MEXICO CITY (Reuters) - Struggling Mexican airline Interjet was suspended on Wednesday from the clearing house membership of the International Air Transport Association (IATA) for failing to keep up with payments.
The news stirred renewed concern about the future of the privately-owned carrier, which has rejected over the past few months a string of media reports suggesting that it has been laboring to meet financial obligations.
In a letter dated Wednesday, the Airlines Clearing House (ACH) said the membership of ABC Aerolineas S.A. de C.V., which operates under the name Interjet, was suspended with “immediate effect” due to the “non-payment of a clearance balance”.

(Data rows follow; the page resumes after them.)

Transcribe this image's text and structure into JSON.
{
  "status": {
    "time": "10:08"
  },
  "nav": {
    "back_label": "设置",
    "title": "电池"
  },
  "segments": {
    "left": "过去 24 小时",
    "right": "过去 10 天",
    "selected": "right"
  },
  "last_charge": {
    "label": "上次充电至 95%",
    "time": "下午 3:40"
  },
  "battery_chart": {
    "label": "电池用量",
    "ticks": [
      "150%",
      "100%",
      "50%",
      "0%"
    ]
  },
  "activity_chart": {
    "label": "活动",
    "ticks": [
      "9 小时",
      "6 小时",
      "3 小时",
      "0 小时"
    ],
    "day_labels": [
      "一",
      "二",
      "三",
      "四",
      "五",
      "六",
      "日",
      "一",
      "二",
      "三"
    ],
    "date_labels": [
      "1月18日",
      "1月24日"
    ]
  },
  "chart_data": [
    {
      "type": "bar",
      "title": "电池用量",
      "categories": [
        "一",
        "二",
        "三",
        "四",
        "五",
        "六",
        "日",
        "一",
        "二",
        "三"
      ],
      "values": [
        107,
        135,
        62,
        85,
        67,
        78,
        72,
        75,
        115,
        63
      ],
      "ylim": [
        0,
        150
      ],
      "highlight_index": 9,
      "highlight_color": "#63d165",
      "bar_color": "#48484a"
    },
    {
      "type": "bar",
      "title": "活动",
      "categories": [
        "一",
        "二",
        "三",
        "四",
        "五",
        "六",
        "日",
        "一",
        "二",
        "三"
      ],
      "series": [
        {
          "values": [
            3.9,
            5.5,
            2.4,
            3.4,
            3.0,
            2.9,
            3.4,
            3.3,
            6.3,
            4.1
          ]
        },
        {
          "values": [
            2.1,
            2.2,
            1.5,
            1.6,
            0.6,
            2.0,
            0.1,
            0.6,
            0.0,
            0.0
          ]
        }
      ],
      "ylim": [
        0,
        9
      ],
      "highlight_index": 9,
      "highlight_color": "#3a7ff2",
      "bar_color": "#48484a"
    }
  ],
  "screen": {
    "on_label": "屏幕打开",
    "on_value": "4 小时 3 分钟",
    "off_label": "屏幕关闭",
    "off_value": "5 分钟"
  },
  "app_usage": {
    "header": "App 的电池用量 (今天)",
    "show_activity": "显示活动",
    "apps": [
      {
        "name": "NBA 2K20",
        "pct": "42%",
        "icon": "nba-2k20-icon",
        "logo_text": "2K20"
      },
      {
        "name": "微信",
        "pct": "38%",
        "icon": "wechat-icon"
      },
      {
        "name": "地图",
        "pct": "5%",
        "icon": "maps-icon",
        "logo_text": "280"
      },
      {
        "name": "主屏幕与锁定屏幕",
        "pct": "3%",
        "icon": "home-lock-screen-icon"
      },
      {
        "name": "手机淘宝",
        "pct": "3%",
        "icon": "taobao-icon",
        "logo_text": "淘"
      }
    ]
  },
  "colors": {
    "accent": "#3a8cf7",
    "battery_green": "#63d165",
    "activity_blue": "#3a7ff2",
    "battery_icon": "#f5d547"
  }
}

In a statement, Interjet said it had taken the decision to opt out of the IATA clearing house temporarily but aimed to rejoin the body once it had resolved an outstanding payment issue with a service provider.

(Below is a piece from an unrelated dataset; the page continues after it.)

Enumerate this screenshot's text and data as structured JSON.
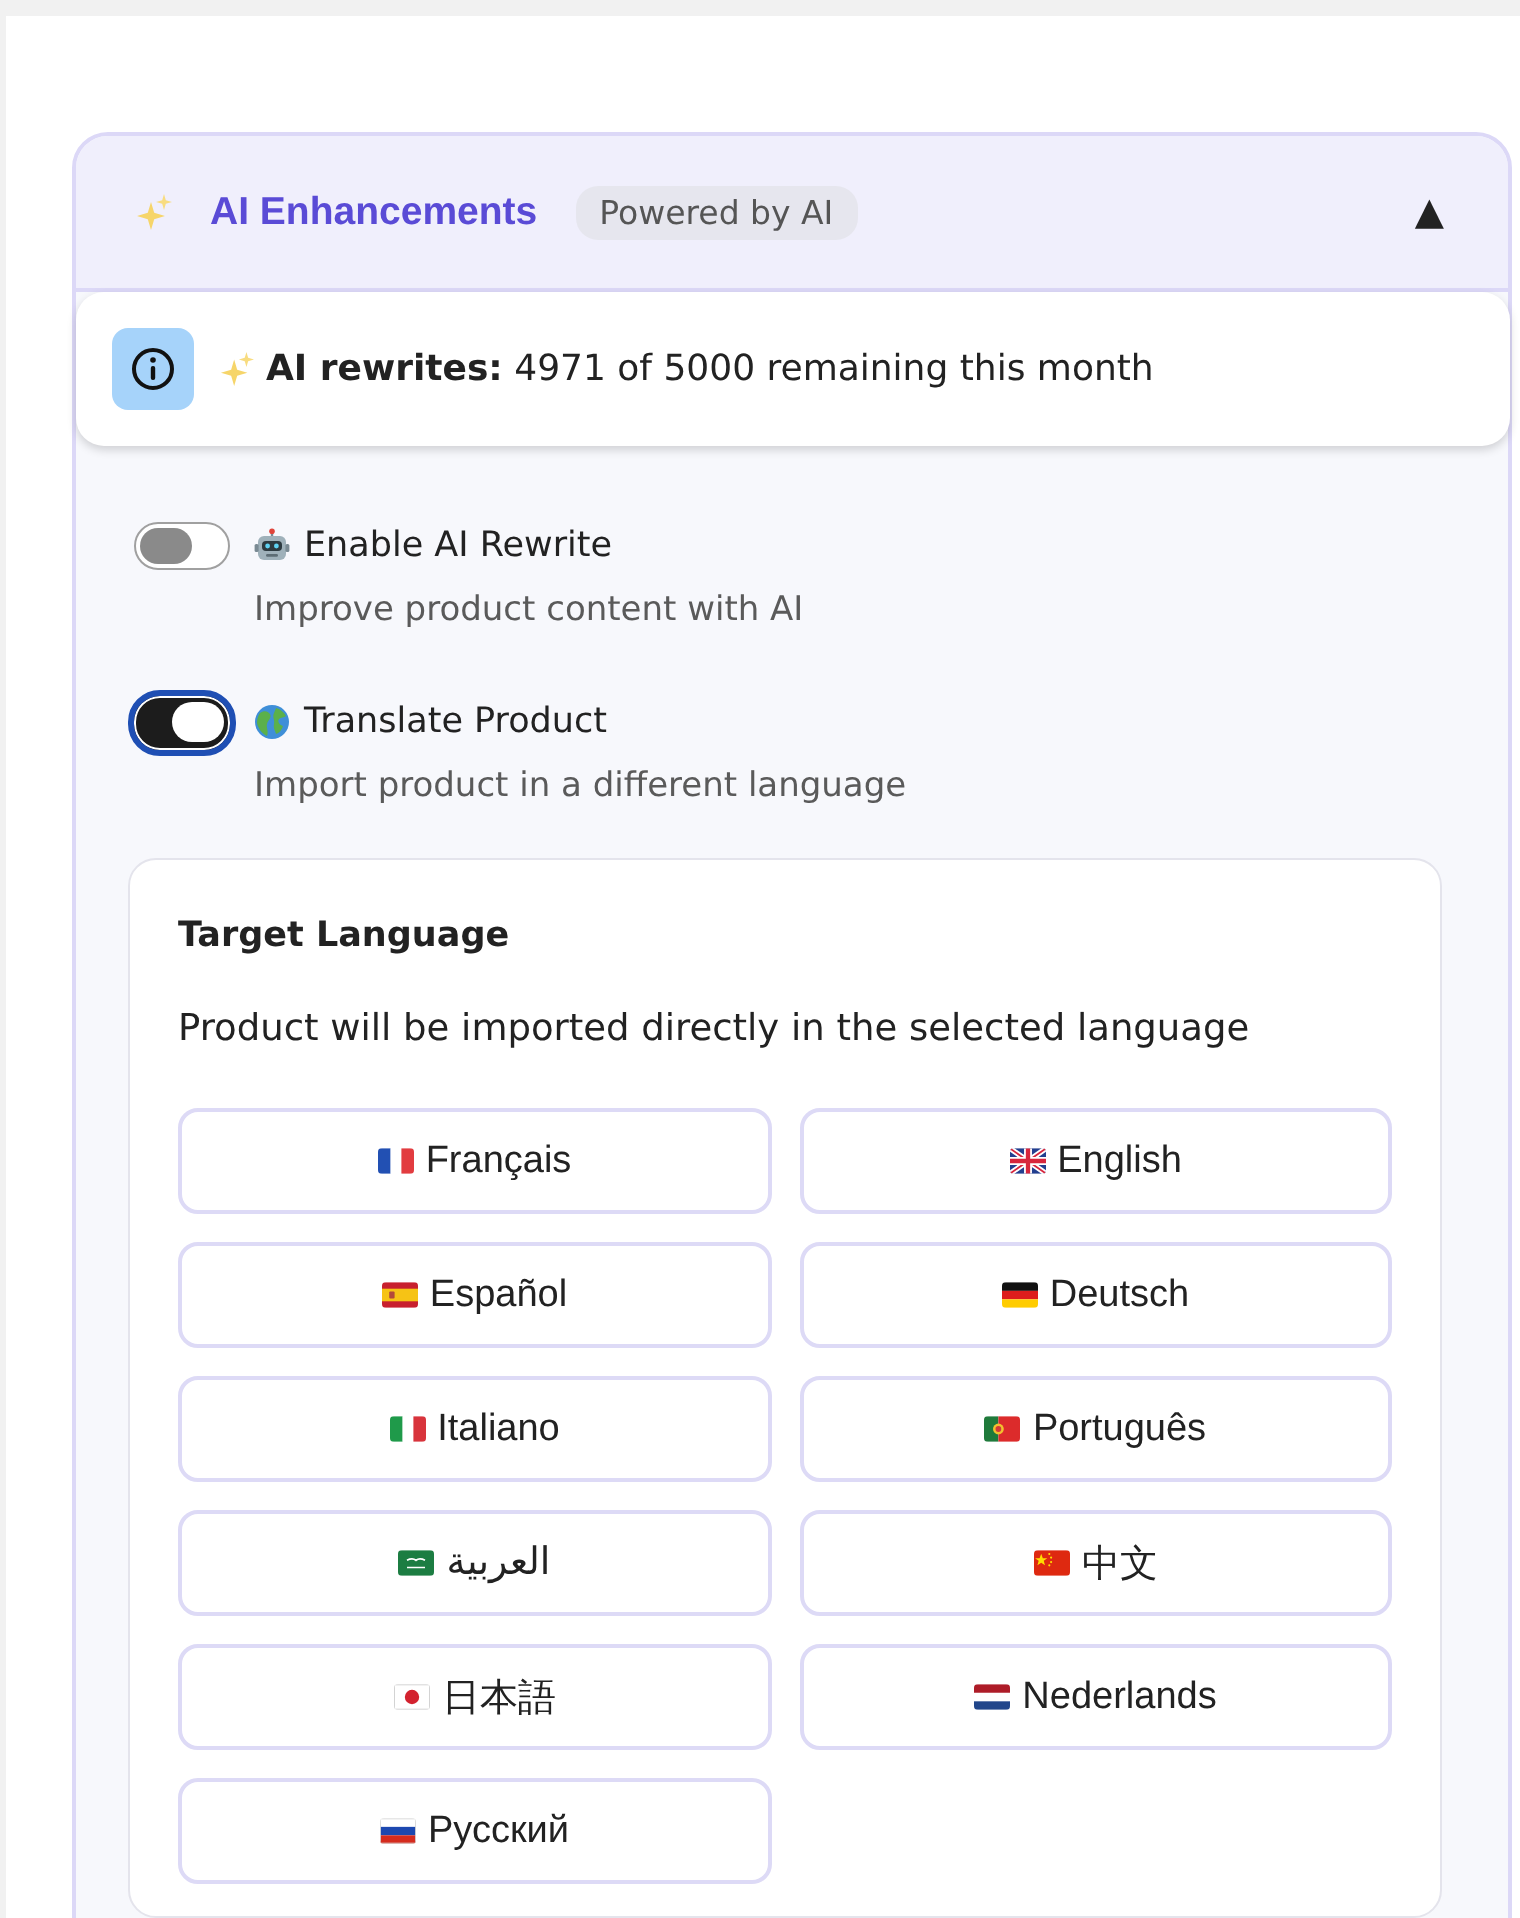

It would not be correct to suggest that Interjet did not have the means to continue operating, added the company, which is one of Mexico’s three principal airlines.
Interjet and its domestic rivals have been hit by a slump in demand during the coronavirus outbreak, and last week had one of its premises sealed off by tax authorities in Mexico.
A few hours after the IATA announcement, Mexico’s federal consumer protection agency Profeco questioned whether Interjet had the means to continue meeting various obligations.
In a statement, Profeco said it had asked Interjet to show how the airline was protecting the rights of consumers following changes it made to flight schedules for April and May.
In response, Interjet said it had made 186,577 refunds to passengers by March 31 in the form of vouchers of equivalent value for new flights and valid for a year, Profeco said.
But given the lack of backup evidence, Interjet’s assertion could “constitute an act of simulation”, the agency added, saying the company was failing to provide “certainty, fairness or legal certainty to consumers.”
Mexico’s government in November offered to mediate in a simmering financial dispute between Interjet and broadcaster Televisa.
Interjet has a portfolio of more than 50 routes in Mexico and abroad.
Reporting by Noe Torres and Anthony Esposito; Editing by Grant McCool and Clarence Fernandez